The Jobs Are Coming Back, Just Not Always Where They Were Lost

The latest U.S. jobs report from early July indicates the national economy continues to add jobs at a slow but steady pace. The latest data indicates the economy has added approximately 195,000 jobs each month for the past three months. If we go back to January 2011, the nation added on average close to 185,000 jobs per month. The U.S. economy is gradually recovering and now the labor market may even be gaining some momentum.

Economic Impact: Job market is improving

Originally published in the Richmond Times-Dispatch on May 13, 2013.

The unemployment rate in the Richmond metro area drifted down to 5.6 percent in March.

While that rate is better than the national average of 7.6 percent, the local economy has a way to go before it is fully recovered from the recession.

Employment in the Richmond metro area stood at 628,800 in March — still about 6,600 jobs below the peak of 635,400 jobs in August 2007.

Based on the pace of employment growth in the region during the past year, we should exceed that peak before the end of the year. That job recovery is better than the for nation, which isn’t expected to reach the previous employment peak until July 2014 based on recent growth.

The prolonged recovery from the recession means new college graduates will again face a tight labor market.

Their ability to find a job, however, will vary greatly based on the knowledge and skills they acquired in high school or college.

New graduates hoping to work for professional business services firms might have a hard time finding jobs because those industries are still contracting in the Richmond metro area. For instance, two of the region’s largest law firms reduced employment over the past year, according to the Top 50 list of the area’s largest private employers.

Prospects are much better for new graduates with skills needed in the health care sector.

A little more than 1,600 new health care jobs were added to the metro area during the year ending in March, according to estimates from Chmura Economics & Analytics. Eight of the employers on the Top 50 list are health care related.

Looking ahead, Chmura Economics & Analytics is forecasting a need for an average 2,600 health care workers a year during the next decade in the Richmond metro area.

Of that amount, about 1,000 health care workers are needed annually to fill positions from which people have retired or moved to new occupations.

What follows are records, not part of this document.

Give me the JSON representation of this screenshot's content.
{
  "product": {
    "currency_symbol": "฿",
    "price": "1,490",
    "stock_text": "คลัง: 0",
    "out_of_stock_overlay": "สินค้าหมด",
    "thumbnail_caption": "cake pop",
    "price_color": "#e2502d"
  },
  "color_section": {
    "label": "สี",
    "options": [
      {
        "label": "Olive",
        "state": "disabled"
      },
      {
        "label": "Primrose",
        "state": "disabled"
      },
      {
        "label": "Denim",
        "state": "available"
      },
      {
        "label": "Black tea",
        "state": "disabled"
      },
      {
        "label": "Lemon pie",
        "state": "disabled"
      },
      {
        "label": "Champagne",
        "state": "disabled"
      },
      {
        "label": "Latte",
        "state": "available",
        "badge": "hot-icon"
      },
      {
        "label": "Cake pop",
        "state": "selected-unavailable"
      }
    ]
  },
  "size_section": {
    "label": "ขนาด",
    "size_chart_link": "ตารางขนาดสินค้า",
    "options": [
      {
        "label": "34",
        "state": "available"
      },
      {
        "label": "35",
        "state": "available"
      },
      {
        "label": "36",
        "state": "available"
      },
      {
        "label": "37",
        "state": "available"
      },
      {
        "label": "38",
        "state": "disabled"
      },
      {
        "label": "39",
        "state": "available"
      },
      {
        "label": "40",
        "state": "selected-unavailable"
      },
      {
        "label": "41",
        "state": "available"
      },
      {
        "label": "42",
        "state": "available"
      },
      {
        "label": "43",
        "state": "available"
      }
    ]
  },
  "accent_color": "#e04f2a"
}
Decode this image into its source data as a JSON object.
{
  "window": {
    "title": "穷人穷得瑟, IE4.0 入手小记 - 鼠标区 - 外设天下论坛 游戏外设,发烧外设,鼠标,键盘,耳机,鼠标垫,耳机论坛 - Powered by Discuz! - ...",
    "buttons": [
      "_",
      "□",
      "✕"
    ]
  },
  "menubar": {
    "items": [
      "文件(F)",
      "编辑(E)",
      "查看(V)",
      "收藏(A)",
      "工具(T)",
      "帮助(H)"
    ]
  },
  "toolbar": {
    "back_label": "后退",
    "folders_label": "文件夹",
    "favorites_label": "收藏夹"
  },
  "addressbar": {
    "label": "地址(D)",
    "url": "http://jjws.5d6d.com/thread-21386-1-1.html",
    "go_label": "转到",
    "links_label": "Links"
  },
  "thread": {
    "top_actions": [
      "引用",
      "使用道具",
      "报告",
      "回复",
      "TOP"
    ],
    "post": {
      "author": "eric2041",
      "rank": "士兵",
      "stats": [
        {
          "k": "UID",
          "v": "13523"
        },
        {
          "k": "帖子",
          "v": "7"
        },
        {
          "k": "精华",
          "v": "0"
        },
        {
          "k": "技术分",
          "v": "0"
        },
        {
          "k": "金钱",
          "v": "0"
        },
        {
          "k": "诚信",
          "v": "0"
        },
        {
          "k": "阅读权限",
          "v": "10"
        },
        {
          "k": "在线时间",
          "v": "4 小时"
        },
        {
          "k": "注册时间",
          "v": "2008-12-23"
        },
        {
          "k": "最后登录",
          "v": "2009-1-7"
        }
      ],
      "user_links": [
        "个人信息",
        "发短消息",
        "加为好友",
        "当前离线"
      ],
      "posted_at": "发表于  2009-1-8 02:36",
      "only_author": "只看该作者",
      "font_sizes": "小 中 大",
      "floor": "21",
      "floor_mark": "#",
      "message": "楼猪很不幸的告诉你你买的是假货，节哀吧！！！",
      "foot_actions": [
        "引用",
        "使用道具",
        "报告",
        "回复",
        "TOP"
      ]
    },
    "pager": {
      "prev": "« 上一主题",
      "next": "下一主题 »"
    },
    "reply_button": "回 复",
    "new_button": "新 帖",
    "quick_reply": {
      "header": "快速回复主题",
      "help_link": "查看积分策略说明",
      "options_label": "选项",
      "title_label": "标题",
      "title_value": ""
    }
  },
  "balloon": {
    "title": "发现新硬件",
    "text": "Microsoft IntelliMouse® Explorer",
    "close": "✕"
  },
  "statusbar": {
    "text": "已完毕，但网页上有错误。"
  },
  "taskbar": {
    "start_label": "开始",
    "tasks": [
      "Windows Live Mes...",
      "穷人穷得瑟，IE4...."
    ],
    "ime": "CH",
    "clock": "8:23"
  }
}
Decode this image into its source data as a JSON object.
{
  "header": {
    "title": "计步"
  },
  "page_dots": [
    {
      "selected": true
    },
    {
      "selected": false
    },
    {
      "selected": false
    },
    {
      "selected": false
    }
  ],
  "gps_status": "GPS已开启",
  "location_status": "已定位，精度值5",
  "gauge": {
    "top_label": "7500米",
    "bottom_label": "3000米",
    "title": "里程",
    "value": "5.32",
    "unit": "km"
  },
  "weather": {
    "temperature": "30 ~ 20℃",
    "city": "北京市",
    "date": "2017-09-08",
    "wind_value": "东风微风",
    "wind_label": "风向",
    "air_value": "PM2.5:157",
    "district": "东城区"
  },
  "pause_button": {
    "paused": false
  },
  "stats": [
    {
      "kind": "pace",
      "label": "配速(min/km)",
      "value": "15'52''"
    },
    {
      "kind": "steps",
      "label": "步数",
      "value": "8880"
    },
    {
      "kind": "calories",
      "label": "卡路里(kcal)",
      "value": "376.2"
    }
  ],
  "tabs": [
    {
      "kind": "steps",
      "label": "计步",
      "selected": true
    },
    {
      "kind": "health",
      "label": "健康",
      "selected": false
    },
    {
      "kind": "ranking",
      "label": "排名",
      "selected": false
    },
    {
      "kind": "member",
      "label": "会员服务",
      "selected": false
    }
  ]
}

Even construction is looking promising again. This sector added 1,645 jobs in the Richmond region in the 12 months ending in March, according to the Virginia Employment Commission.

Along with a moderate amount of on-the-job training, cabinetmakers or drywall installers can make an average of about $30,000 in the region, according to the Bureau of Labor Statistics. The average wage of electricians in the Richmond area, which typically requires an apprenticeship, is about $46,000.

Based on our forecasts, next year’s college graduates will see further improvements in the jobs market.

And those students who choose a career path linked to jobs that are in demand by regional businesses will clearly have better prospects upon graduation.

Where the Jobs Are

The golden ticket for most economic development programs is job creation, and the more the better. For folks involved in workforce development, the perfect job would provide a sustaining wage for individuals and families. This ticket has been hard to come by for many communities as the nation’s economy limps forward, offering little in terms of opportunity for a large portion of job seekers in the middle. Chmura’s economists took a look at more than 800 occupations, analyzed employment growth and wage gains that occurred between 2001 and 2011, and identified a few trends that help us understand where the jobs are (and where they aren’t).